### What you need to do:
All lines of the listing below must be reproduced character for character.
+--
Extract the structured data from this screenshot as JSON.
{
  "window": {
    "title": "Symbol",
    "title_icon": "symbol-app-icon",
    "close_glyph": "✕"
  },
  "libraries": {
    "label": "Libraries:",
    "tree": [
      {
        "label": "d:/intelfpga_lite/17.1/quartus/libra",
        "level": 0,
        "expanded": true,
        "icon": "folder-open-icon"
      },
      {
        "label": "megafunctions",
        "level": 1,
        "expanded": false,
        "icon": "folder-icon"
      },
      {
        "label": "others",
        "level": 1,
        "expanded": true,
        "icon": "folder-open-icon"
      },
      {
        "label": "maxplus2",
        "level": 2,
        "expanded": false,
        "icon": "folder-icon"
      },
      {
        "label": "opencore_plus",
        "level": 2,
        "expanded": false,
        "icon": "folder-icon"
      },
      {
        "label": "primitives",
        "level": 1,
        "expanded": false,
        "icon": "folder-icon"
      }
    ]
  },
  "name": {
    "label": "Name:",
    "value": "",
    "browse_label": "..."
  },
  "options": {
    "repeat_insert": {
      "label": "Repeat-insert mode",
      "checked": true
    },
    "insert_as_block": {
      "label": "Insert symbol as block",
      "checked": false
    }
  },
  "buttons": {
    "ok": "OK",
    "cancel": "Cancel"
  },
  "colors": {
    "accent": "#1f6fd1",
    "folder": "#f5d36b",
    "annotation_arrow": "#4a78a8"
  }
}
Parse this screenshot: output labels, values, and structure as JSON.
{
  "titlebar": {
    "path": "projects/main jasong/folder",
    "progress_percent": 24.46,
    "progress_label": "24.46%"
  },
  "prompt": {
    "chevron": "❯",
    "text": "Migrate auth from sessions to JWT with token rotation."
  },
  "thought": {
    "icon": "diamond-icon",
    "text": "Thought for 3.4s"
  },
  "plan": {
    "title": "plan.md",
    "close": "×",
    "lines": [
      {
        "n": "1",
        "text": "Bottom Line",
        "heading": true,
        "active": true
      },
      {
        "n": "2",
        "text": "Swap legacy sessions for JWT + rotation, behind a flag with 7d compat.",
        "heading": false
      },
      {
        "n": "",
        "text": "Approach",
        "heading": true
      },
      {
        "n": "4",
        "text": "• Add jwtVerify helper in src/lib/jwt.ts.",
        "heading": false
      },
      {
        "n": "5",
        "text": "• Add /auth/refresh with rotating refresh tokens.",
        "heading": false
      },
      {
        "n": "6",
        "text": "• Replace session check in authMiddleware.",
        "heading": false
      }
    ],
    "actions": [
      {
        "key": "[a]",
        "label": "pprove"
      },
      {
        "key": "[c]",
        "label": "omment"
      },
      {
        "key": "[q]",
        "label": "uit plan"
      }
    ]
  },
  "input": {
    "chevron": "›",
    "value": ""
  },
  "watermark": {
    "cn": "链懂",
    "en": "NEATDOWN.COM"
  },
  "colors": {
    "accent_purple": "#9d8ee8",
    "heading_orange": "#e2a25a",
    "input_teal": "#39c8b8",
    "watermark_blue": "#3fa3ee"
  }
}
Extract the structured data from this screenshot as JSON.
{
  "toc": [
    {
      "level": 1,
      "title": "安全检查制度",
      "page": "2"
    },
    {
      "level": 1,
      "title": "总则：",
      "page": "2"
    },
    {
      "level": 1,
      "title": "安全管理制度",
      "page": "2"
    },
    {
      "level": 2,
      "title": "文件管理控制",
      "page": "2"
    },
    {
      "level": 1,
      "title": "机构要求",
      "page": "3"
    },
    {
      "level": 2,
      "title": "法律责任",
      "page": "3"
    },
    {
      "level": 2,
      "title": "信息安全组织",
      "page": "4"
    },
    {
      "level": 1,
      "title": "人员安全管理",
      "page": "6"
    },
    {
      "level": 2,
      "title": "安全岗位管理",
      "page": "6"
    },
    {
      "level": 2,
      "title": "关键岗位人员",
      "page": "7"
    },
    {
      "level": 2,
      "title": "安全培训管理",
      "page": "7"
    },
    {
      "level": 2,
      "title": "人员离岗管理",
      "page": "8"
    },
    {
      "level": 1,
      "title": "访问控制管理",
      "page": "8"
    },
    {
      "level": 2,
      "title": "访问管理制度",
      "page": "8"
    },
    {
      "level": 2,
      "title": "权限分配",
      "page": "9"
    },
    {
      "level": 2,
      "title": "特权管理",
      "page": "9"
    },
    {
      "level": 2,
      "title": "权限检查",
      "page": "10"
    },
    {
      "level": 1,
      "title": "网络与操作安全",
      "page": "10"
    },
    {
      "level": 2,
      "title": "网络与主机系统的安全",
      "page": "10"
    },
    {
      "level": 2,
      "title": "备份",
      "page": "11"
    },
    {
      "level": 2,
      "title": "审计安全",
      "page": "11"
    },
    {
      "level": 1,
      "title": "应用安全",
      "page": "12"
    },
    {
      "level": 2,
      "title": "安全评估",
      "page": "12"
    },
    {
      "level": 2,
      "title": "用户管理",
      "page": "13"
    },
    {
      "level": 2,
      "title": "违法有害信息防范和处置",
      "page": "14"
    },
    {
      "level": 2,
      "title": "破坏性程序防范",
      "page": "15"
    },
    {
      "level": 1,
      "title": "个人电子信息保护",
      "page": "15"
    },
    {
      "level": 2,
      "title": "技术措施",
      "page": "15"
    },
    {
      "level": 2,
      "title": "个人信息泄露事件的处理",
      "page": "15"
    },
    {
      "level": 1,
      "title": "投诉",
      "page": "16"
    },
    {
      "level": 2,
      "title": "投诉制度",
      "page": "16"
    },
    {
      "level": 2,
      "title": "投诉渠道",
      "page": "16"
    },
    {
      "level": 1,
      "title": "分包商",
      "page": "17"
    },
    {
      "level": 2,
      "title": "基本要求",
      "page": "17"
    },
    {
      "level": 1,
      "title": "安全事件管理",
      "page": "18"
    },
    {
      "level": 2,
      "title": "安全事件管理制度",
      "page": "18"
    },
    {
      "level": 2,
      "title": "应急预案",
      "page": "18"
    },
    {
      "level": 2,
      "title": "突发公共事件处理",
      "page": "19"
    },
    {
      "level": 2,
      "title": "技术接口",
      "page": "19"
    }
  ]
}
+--
### Written response:
Extract the structured data from this screenshot as JSON.
{
  "window": {
    "title": "Symbol",
    "title_icon": "symbol-app-icon",
    "close_glyph": "✕"
  },
  "libraries": {
    "label": "Libraries:",
    "tree": [
      {
        "label": "d:/intelfpga_lite/17.1/quartus/libra",
        "level": 0,
        "expanded": true,
        "icon": "folder-open-icon"
      },
      {
        "label": "megafunctions",
        "level": 1,
        "expanded": false,
        "icon": "folder-icon"
      },
      {
        "label": "others",
        "level": 1,
        "expanded": true,
        "icon": "folder-open-icon"
      },
      {
        "label": "maxplus2",
        "level": 2,
        "expanded": false,
        "icon": "folder-icon"
      },
      {
        "label": "opencore_plus",
        "level": 2,
        "expanded": false,
        "icon": "folder-icon"
      },
      {
        "label": "primitives",
        "level": 1,
        "expanded": false,
        "icon": "folder-icon"
      }
    ]
  },
  "name": {
    "label": "Name:",
    "value": "",
    "browse_label": "..."
  },
  "options": {
    "repeat_insert": {
      "label": "Repeat-insert mode",
      "checked": true
    },
    "insert_as_block": {
      "label": "Insert symbol as block",
      "checked": false
    }
  },
  "buttons": {
    "ok": "OK",
    "cancel": "Cancel"
  },
  "colors": {
    "accent": "#1f6fd1",
    "folder": "#f5d36b",
    "annotation_arrow": "#4a78a8"
  }
}
Parse this screenshot: output labels, values, and structure as JSON.
{
  "titlebar": {
    "path": "projects/main jasong/folder",
    "progress_percent": 24.46,
    "progress_label": "24.46%"
  },
  "prompt": {
    "chevron": "❯",
    "text": "Migrate auth from sessions to JWT with token rotation."
  },
  "thought": {
    "icon": "diamond-icon",
    "text": "Thought for 3.4s"
  },
  "plan": {
    "title": "plan.md",
    "close": "×",
    "lines": [
      {
        "n": "1",
        "text": "Bottom Line",
        "heading": true,
        "active": true
      },
      {
        "n": "2",
        "text": "Swap legacy sessions for JWT + rotation, behind a flag with 7d compat.",
        "heading": false
      },
      {
        "n": "",
        "text": "Approach",
        "heading": true
      },
      {
        "n": "4",
        "text": "• Add jwtVerify helper in src/lib/jwt.ts.",
        "heading": false
      },
      {
        "n": "5",
        "text": "• Add /auth/refresh with rotating refresh tokens.",
        "heading": false
      },
      {
        "n": "6",
        "text": "• Replace session check in authMiddleware.",
        "heading": false
      }
    ],
    "actions": [
      {
        "key": "[a]",
        "label": "pprove"
      },
      {
        "key": "[c]",
        "label": "omment"
      },
      {
        "key": "[q]",
        "label": "uit plan"
      }
    ]
  },
  "input": {
    "chevron": "›",
    "value": ""
  },
  "watermark": {
    "cn": "链懂",
    "en": "NEATDOWN.COM"
  },
  "colors": {
    "accent_purple": "#9d8ee8",
    "heading_orange": "#e2a25a",
    "input_teal": "#39c8b8",
    "watermark_blue": "#3fa3ee"
  }
}
Extract the structured data from this screenshot as JSON.
{
  "toc": [
    {
      "level": 1,
      "title": "安全检查制度",
      "page": "2"
    },
    {
      "level": 1,
      "title": "总则：",
      "page": "2"
    },
    {
      "level": 1,
      "title": "安全管理制度",
      "page": "2"
    },
    {
      "level": 2,
      "title": "文件管理控制",
      "page": "2"
    },
    {
      "level": 1,
      "title": "机构要求",
      "page": "3"
    },
    {
      "level": 2,
      "title": "法律责任",
      "page": "3"
    },
    {
      "level": 2,
      "title": "信息安全组织",
      "page": "4"
    },
    {
      "level": 1,
      "title": "人员安全管理",
      "page": "6"
    },
    {
      "level": 2,
      "title": "安全岗位管理",
      "page": "6"
    },
    {
      "level": 2,
      "title": "关键岗位人员",
      "page": "7"
    },
    {
      "level": 2,
      "title": "安全培训管理",
      "page": "7"
    },
    {
      "level": 2,
      "title": "人员离岗管理",
      "page": "8"
    },
    {
      "level": 1,
      "title": "访问控制管理",
      "page": "8"
    },
    {
      "level": 2,
      "title": "访问管理制度",
      "page": "8"
    },
    {
      "level": 2,
      "title": "权限分配",
      "page": "9"
    },
    {
      "level": 2,
      "title": "特权管理",
      "page": "9"
    },
    {
      "level": 2,
      "title": "权限检查",
      "page": "10"
    },
    {
      "level": 1,
      "title": "网络与操作安全",
      "page": "10"
    },
    {
      "level": 2,
      "title": "网络与主机系统的安全",
      "page": "10"
    },
    {
      "level": 2,
      "title": "备份",
      "page": "11"
    },
    {
      "level": 2,
      "title": "审计安全",
      "page": "11"
    },
    {
      "level": 1,
      "title": "应用安全",
      "page": "12"
    },
    {
      "level": 2,
      "title": "安全评估",
      "page": "12"
    },
    {
      "level": 2,
      "title": "用户管理",
      "page": "13"
    },
    {
      "level": 2,
      "title": "违法有害信息防范和处置",
      "page": "14"
    },
    {
      "level": 2,
      "title": "破坏性程序防范",
      "page": "15"
    },
    {
      "level": 1,
      "title": "个人电子信息保护",
      "page": "15"
    },
    {
      "level": 2,
      "title": "技术措施",
      "page": "15"
    },
    {
      "level": 2,
      "title": "个人信息泄露事件的处理",
      "page": "15"
    },
    {
      "level": 1,
      "title": "投诉",
      "page": "16"
    },
    {
      "level": 2,
      "title": "投诉制度",
      "page": "16"
    },
    {
      "level": 2,
      "title": "投诉渠道",
      "page": "16"
    },
    {
      "level": 1,
      "title": "分包商",
      "page": "17"
    },
    {
      "level": 2,
      "title": "基本要求",
      "page": "17"
    },
    {
      "level": 1,
      "title": "安全事件管理",
      "page": "18"
    },
    {
      "level": 2,
      "title": "安全事件管理制度",
      "page": "18"
    },
    {
      "level": 2,
      "title": "应急预案",
      "page": "18"
    },
    {
      "level": 2,
      "title": "突发公共事件处理",
      "page": "19"
    },
    {
      "level": 2,
      "title": "技术接口",
      "page": "19"
    }
  ]
}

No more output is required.